─── RECORDS FOR THE EXERCISE
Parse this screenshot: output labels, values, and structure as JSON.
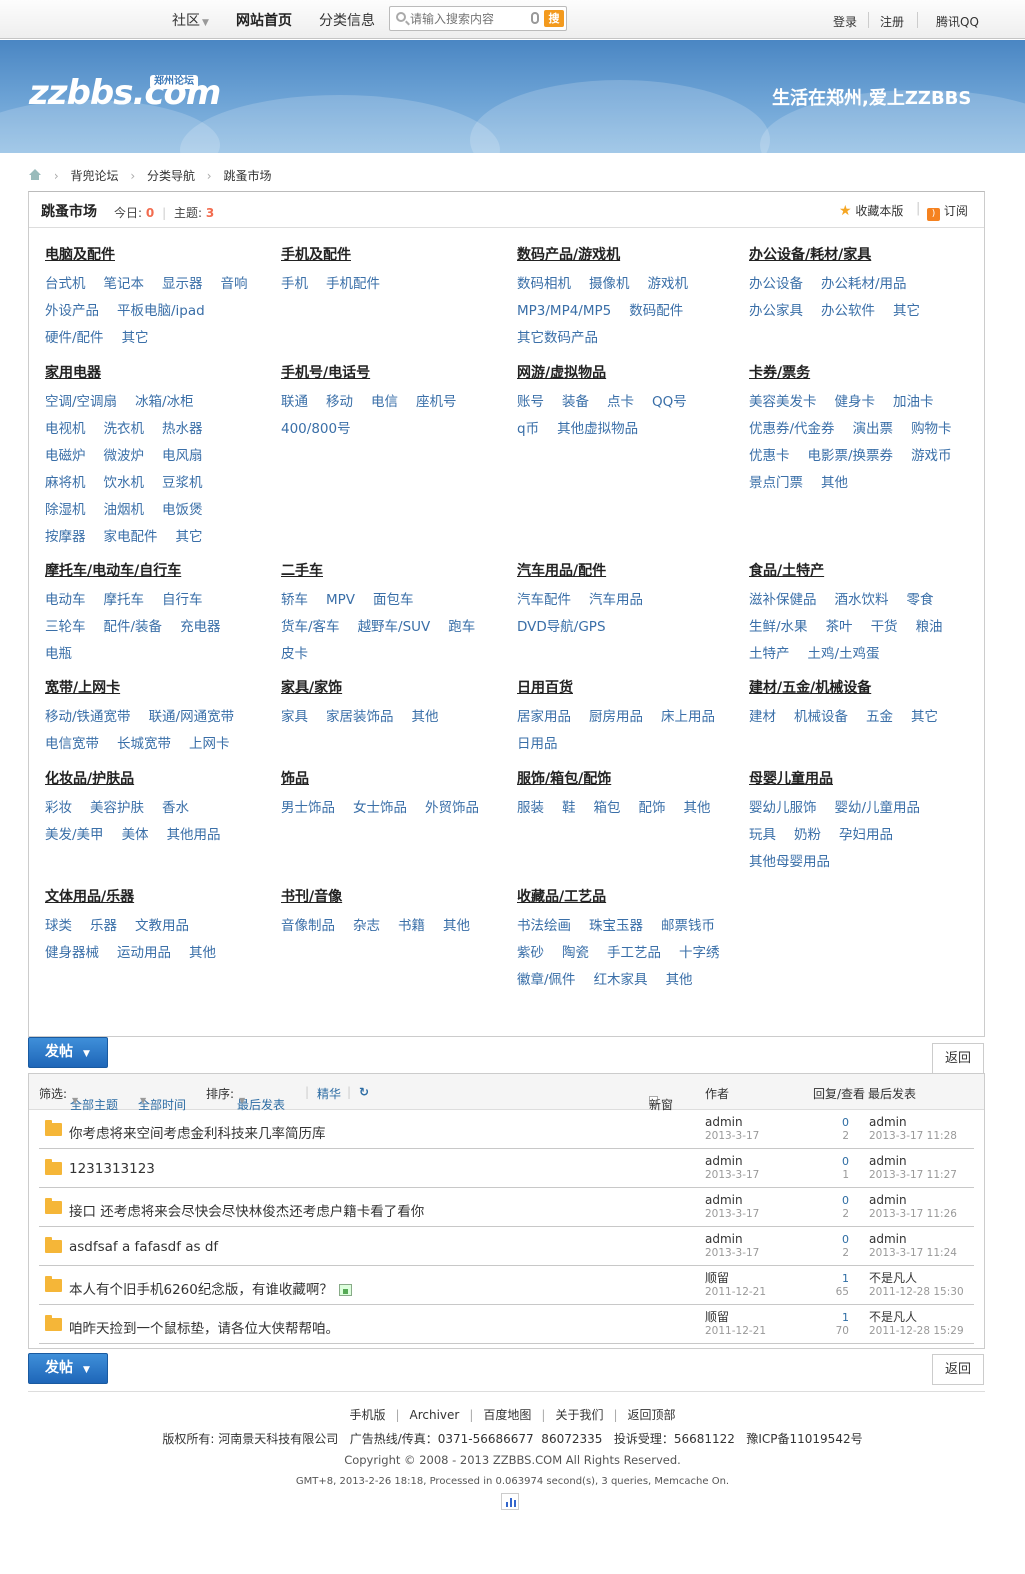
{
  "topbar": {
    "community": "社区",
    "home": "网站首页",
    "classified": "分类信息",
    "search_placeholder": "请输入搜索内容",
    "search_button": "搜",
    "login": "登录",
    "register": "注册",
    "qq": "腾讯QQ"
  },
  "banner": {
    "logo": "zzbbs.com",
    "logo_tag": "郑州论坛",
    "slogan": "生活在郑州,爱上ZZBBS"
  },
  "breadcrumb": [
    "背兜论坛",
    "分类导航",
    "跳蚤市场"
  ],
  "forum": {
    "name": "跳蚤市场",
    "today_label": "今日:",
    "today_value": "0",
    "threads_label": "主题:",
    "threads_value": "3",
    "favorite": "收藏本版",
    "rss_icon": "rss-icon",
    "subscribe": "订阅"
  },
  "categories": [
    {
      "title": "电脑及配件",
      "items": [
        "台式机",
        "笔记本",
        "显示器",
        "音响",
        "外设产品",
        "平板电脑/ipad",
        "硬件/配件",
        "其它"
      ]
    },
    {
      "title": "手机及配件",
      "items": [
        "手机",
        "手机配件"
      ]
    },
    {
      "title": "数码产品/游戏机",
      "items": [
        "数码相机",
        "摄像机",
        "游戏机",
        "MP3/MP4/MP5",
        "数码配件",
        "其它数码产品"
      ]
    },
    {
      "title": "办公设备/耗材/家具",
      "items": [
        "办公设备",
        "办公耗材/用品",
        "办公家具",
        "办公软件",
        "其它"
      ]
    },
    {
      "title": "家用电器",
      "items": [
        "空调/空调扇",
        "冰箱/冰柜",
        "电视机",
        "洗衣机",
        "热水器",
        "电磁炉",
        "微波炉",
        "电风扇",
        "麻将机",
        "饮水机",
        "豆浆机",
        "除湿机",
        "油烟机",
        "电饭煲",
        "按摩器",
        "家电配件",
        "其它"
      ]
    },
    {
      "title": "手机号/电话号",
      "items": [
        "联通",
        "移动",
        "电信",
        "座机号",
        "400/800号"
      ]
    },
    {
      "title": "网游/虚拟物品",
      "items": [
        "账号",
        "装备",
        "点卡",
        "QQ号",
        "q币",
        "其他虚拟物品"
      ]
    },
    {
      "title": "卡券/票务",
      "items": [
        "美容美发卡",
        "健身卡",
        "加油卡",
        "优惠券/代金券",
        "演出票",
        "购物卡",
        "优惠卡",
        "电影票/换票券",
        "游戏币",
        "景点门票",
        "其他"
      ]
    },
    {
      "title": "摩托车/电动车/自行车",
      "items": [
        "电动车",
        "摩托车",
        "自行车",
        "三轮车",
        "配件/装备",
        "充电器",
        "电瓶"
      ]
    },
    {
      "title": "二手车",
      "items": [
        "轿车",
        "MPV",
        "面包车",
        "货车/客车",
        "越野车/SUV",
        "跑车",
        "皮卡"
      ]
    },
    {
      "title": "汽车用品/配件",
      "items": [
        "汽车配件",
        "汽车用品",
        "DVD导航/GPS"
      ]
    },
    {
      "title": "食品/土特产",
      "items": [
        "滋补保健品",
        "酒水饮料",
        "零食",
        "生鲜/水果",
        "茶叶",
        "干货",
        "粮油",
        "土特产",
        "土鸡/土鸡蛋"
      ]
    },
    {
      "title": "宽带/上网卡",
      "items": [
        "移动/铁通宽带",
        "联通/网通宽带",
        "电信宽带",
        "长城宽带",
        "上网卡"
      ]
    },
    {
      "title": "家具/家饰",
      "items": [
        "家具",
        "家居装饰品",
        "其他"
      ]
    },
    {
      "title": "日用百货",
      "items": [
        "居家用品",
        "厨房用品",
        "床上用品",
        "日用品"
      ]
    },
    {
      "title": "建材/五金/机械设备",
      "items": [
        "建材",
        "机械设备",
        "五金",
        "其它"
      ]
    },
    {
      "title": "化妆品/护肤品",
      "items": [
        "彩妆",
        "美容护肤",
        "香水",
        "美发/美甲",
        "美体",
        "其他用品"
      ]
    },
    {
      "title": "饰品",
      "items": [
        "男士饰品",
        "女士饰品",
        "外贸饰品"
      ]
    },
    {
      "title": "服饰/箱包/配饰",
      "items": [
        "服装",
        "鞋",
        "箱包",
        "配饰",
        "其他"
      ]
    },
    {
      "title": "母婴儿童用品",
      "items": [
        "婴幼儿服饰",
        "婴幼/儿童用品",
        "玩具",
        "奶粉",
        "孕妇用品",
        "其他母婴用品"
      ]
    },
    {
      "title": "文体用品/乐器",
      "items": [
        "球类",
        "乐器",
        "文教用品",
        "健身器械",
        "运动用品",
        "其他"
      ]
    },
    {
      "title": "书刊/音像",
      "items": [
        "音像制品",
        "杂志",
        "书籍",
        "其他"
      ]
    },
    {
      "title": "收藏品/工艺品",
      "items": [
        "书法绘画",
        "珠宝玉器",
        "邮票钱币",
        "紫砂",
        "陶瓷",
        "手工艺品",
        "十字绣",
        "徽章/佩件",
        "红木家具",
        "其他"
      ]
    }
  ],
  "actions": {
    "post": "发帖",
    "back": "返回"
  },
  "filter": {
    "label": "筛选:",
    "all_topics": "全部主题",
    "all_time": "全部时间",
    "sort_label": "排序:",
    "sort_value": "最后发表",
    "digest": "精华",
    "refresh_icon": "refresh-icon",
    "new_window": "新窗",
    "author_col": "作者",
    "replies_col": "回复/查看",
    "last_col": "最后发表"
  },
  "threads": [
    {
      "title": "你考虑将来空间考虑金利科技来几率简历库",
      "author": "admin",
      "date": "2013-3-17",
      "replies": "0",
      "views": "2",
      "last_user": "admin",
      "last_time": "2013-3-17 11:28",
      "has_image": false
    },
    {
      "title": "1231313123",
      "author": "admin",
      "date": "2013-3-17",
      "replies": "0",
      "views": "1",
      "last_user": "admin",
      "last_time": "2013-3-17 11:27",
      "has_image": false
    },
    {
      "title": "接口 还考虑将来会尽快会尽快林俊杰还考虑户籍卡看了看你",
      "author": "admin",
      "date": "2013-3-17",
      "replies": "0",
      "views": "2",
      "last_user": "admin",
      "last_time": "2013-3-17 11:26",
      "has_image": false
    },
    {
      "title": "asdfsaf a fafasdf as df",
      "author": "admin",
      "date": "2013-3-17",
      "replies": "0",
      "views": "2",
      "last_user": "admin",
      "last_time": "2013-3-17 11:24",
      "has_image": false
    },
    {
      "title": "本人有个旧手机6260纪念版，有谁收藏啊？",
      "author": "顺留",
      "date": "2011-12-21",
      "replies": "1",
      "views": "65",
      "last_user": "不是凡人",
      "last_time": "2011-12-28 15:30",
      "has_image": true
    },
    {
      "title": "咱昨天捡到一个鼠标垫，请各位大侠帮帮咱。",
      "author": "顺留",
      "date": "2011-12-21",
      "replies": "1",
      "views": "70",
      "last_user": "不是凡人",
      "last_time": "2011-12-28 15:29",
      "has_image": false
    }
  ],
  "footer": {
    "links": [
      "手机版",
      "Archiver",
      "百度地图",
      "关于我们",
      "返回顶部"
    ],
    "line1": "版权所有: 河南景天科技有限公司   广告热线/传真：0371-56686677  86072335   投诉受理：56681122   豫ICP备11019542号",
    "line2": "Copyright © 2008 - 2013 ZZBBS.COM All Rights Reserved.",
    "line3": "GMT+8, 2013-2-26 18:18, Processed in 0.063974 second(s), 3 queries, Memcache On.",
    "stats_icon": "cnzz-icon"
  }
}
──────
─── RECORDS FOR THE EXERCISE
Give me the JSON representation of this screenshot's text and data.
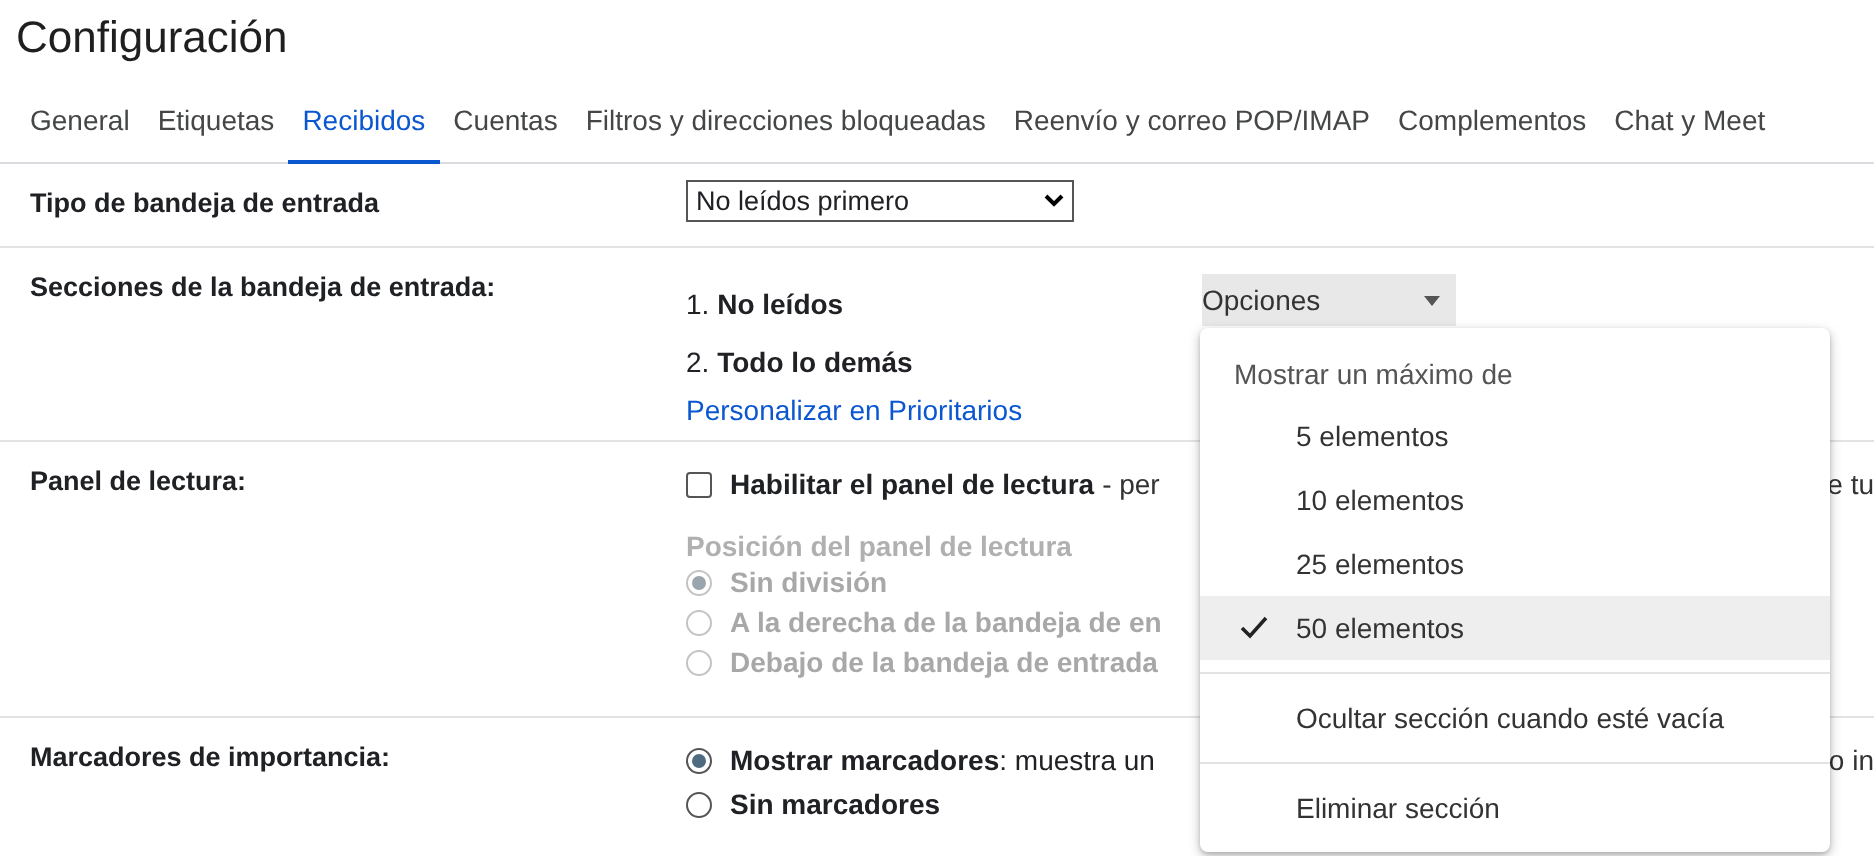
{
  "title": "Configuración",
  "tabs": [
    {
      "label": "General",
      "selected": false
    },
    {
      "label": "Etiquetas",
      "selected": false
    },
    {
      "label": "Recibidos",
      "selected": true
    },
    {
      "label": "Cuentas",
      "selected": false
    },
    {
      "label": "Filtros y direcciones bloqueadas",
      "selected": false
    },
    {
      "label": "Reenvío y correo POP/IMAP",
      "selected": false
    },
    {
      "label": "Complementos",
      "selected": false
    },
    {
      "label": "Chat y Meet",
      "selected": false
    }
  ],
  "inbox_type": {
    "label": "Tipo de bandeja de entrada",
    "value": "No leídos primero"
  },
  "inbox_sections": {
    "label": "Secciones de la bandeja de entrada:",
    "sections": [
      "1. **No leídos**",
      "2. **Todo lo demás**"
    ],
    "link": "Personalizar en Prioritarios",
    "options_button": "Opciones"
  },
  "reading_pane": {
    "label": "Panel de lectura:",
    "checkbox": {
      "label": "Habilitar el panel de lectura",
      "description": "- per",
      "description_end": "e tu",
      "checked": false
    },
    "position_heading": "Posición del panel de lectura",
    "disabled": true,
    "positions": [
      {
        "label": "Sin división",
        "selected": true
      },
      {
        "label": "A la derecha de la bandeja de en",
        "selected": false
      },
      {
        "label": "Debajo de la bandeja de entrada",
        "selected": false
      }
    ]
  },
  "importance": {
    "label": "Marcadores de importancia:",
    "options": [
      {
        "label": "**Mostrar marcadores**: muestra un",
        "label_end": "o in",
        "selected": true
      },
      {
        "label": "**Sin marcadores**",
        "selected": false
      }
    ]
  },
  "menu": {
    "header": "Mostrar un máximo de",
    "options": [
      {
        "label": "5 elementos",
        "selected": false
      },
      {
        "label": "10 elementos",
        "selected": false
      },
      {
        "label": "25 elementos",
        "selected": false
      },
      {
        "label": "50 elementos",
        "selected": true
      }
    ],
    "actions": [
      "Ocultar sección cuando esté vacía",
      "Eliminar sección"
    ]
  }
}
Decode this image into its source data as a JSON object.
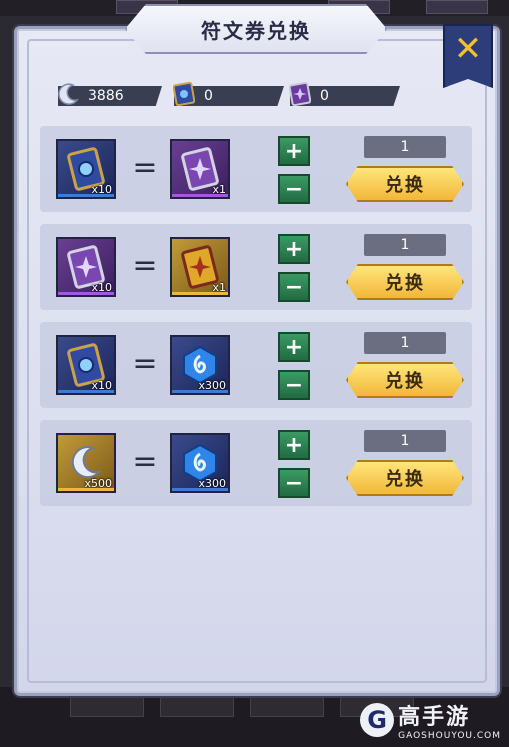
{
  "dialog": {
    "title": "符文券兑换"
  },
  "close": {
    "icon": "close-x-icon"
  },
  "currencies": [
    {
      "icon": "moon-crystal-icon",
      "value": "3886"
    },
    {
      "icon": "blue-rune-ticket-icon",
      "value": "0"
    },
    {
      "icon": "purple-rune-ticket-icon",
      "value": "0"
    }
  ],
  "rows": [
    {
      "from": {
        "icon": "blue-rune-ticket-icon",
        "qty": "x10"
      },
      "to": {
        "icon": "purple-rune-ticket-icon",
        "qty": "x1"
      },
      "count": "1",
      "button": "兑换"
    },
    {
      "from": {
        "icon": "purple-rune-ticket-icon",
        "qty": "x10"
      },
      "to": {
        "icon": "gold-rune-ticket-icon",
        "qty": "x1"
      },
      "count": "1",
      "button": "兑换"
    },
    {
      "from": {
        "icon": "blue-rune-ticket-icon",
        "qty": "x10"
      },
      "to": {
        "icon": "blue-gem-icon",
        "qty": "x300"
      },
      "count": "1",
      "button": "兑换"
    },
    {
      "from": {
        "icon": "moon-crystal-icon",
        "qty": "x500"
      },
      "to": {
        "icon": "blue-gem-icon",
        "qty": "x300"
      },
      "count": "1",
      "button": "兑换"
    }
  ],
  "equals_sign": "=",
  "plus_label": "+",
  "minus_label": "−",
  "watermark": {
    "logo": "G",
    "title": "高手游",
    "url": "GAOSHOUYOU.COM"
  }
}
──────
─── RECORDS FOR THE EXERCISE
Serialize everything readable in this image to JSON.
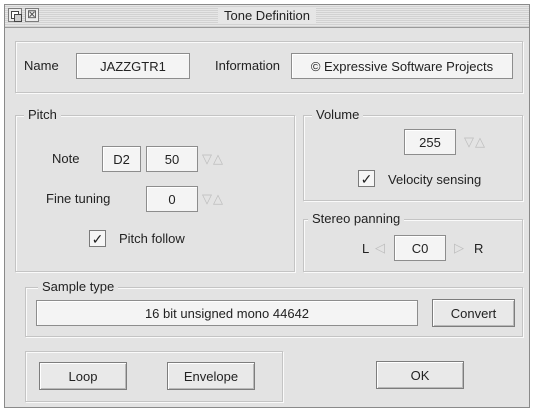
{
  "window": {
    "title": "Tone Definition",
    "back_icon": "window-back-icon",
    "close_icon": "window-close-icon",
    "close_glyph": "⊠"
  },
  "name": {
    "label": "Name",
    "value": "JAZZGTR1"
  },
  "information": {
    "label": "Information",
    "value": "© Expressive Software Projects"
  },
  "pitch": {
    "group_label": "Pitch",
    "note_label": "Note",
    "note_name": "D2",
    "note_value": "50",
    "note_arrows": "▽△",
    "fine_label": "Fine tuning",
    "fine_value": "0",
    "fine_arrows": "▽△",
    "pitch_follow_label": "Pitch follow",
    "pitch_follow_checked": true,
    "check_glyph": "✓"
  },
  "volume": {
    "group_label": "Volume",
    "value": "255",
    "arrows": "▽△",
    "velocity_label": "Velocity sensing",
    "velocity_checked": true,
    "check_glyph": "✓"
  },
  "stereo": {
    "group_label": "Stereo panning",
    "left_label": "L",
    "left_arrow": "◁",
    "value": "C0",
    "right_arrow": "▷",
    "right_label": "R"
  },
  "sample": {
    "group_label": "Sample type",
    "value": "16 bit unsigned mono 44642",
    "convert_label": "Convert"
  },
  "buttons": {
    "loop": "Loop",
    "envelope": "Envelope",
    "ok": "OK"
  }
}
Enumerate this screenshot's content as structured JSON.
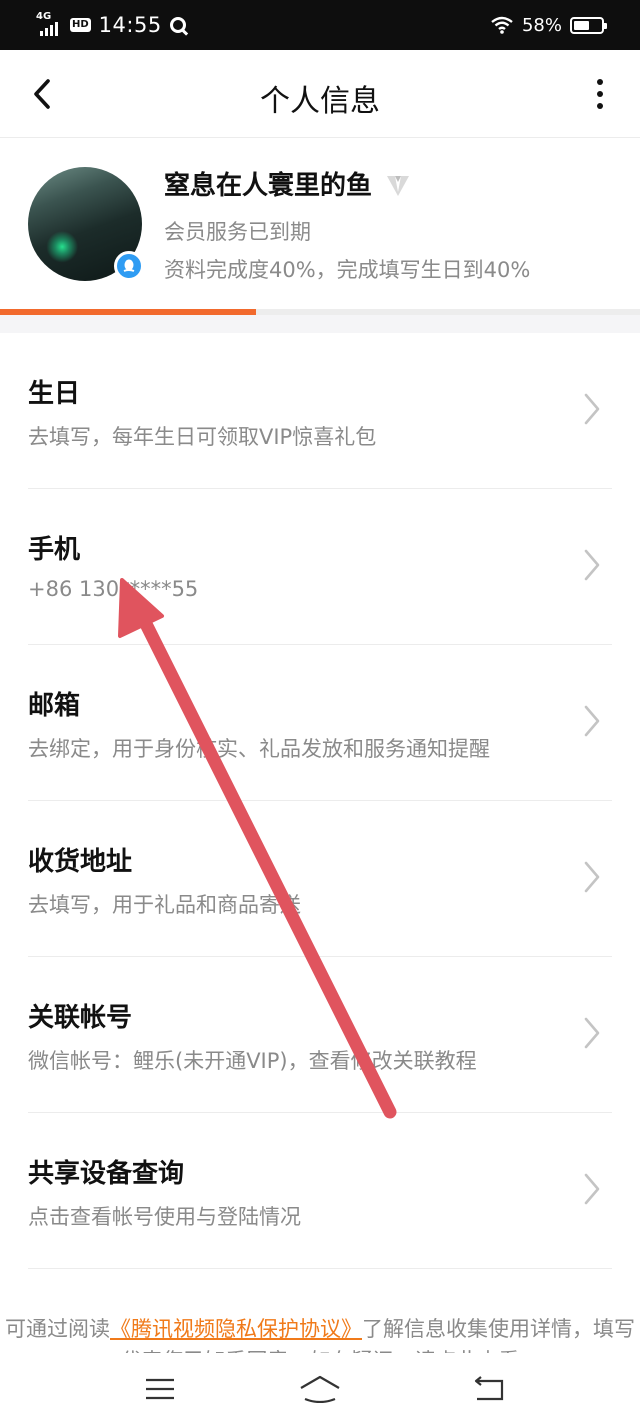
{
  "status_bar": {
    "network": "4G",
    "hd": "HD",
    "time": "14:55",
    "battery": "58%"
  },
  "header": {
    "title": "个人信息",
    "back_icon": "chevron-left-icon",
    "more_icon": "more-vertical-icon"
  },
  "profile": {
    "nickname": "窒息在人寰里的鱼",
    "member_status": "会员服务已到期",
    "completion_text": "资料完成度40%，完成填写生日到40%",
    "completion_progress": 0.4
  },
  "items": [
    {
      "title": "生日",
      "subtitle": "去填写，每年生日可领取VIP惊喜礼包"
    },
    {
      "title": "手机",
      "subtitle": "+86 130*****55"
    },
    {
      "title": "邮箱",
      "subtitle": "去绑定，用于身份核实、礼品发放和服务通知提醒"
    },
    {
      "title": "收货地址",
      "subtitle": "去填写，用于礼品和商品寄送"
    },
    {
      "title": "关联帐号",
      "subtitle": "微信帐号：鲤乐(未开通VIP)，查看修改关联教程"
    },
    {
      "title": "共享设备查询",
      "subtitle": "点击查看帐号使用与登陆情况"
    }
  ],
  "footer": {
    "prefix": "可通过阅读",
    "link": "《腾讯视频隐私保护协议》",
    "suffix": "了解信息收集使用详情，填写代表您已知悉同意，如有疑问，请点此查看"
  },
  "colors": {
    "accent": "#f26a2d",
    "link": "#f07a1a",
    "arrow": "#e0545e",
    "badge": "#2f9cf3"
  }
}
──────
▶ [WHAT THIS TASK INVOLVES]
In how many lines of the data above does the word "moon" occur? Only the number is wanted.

▶ [ANSWER BELOW]
2